Gold #2: Perform a full-blown moderated usability study. As with intercept surveys, there are ways to do this for more or less time / money, but usually you'd want to work with a professional as findings from an improperly run usability study can do more harm than good. Unlike intercept surveys, usability studies are more qualitative so you get much richer texture from a much smaller group of people.
Those are really just the tip of the iceberg / knee-jerk examples. If you really wanted to go full-bore with the user-centered design approach you'll start getting into areas more similar to anthropology including ethnographic studies, contextual inquiry, and customer experience modeling and the like.
That said, hope these examples help you to get going in the right direction(s).
P.S. Feel free to reach out to me here if you'd like to talk in more detail about your particular research needs... https://clarity.fm/toddlevy
In my experience, there are two schools of thought. You might not like my answer -
1. Ask them

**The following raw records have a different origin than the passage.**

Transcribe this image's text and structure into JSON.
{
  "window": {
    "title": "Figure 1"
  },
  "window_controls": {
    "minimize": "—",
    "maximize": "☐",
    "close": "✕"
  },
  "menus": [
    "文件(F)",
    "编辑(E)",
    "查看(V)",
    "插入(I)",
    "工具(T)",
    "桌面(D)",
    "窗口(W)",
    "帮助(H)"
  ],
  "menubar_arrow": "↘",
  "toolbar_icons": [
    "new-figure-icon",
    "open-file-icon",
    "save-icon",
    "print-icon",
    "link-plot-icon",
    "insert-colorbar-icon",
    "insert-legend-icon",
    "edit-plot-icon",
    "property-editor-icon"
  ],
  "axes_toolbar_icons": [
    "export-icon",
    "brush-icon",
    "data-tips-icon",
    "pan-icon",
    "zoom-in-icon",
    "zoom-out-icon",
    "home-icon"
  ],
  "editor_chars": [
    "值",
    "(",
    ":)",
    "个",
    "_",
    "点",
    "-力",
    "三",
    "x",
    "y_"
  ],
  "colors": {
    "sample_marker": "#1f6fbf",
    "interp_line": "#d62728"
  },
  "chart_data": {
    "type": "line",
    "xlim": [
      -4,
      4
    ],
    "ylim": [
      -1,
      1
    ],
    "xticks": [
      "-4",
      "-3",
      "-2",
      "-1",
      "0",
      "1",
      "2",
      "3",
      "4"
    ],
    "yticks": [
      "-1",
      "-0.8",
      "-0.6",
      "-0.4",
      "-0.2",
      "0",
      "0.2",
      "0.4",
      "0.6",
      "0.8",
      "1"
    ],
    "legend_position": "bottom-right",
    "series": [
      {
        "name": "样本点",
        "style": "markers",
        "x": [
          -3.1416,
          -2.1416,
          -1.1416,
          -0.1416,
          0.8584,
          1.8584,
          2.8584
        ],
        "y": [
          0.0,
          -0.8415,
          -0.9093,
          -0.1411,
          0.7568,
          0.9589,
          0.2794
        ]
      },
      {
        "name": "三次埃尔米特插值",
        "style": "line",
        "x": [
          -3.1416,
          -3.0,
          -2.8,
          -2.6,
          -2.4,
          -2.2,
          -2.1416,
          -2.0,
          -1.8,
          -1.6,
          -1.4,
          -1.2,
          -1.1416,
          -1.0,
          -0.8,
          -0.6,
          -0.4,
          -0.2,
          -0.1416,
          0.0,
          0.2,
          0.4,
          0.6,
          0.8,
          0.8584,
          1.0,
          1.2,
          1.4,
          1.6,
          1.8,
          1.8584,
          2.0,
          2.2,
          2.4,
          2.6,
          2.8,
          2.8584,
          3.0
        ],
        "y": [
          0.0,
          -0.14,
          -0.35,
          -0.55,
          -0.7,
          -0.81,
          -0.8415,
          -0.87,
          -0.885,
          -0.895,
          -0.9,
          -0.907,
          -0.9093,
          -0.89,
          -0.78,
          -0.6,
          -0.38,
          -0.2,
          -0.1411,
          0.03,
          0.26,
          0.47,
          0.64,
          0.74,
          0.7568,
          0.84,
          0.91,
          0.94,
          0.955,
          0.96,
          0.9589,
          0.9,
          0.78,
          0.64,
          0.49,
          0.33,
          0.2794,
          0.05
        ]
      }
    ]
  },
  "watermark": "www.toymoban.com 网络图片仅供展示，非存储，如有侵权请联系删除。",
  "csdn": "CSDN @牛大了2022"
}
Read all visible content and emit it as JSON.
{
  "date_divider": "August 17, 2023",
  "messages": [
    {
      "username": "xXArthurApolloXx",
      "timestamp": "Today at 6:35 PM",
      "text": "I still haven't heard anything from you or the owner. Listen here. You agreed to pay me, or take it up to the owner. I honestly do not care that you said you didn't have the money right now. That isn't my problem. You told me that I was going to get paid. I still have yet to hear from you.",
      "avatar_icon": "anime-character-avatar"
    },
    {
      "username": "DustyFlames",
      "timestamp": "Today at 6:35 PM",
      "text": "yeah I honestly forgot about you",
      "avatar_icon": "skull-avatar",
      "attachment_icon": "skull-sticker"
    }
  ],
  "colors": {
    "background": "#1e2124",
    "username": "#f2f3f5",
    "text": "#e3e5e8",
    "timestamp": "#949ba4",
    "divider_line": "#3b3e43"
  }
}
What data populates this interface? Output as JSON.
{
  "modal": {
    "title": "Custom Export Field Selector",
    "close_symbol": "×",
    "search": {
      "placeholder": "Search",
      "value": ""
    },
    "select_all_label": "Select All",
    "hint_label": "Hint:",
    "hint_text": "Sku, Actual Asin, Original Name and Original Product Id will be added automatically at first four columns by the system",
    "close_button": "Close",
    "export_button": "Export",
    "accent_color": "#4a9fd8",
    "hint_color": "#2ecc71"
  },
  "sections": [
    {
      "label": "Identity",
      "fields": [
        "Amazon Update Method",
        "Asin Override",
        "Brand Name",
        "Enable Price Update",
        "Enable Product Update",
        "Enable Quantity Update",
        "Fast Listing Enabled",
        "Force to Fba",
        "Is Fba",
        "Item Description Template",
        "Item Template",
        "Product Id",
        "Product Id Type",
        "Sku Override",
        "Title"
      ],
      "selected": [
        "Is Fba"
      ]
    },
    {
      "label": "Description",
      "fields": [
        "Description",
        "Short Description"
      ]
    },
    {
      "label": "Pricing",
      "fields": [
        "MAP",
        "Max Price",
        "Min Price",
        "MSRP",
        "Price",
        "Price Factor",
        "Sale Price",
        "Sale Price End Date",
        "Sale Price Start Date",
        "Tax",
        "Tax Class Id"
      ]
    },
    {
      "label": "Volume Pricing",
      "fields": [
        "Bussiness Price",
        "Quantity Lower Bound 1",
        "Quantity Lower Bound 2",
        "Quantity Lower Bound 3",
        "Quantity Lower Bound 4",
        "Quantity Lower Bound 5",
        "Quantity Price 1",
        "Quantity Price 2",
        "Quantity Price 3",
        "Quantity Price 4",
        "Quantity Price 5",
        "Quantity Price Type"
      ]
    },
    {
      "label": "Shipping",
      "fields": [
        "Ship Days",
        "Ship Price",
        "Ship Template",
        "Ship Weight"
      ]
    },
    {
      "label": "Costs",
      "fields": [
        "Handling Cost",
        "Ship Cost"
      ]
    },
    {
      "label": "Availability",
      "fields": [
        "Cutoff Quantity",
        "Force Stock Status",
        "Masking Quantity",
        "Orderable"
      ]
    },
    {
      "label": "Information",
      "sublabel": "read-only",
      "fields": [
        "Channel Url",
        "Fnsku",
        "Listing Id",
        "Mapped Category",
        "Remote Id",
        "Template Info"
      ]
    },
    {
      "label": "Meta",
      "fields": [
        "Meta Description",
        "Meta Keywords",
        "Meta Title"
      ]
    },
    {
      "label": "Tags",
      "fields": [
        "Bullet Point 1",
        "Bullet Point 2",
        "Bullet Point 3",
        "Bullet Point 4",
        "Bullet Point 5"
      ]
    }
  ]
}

Take the time to bring them into your office and watch them surf and keep it open minded. Or hire an online video review company that takes videos and screengrabs of the whole thing. It's the advanced technology that a couple businesses provide at a fraction of the cost from only a couple years ago. The trouble is, people don't know what they want. They need it pried out of their minds - seduced out of their emotions. Wyatt Jenkins of Shutterstock is a master at understanding the minds of the consumer - he has written about this some (and about philosophy #2 even more) - but in my opinion, experts who can deliver results through extensive surveys like this are very rare and expensive.
2. Don't ask them (or just ask them by whether they part with their money)
Malcolm Gladwell explains it concisely I think when he discusses spaghetti sauce. Most of the times, your customers do not know what they want. The goal here is to provide your customers with many opportunities in many places to provide their feedback. And then like 37Signals says in their super business guides, just delete their feedback. Ha! Although that's kind of out of context -- the point they are making is that if the customers demand something over and over, you won't miss their demands because they will become repetitive. And then you must deliver and wow them.
I side with philosophy number two because it is more constructive with managing risk and sides well with iterative development. In my experience, focusing on key things, key functions, and doing them better than anyone else is by far the most important. The modern way to do it, is to keep the qualitative feedback from the customer out of it, and just test them by split testing your applications. Then you'll get the "money where your mouth" feedback is, because the revenue and conversions will be driving your decision making...and thus your app's evolution.
On the other side, if you are a boutique brand, and have plans for world domination, then perhaps you should take the chance on an extensive hail mary R&D project. I don't like that idea because of the #1 rule of investing - security.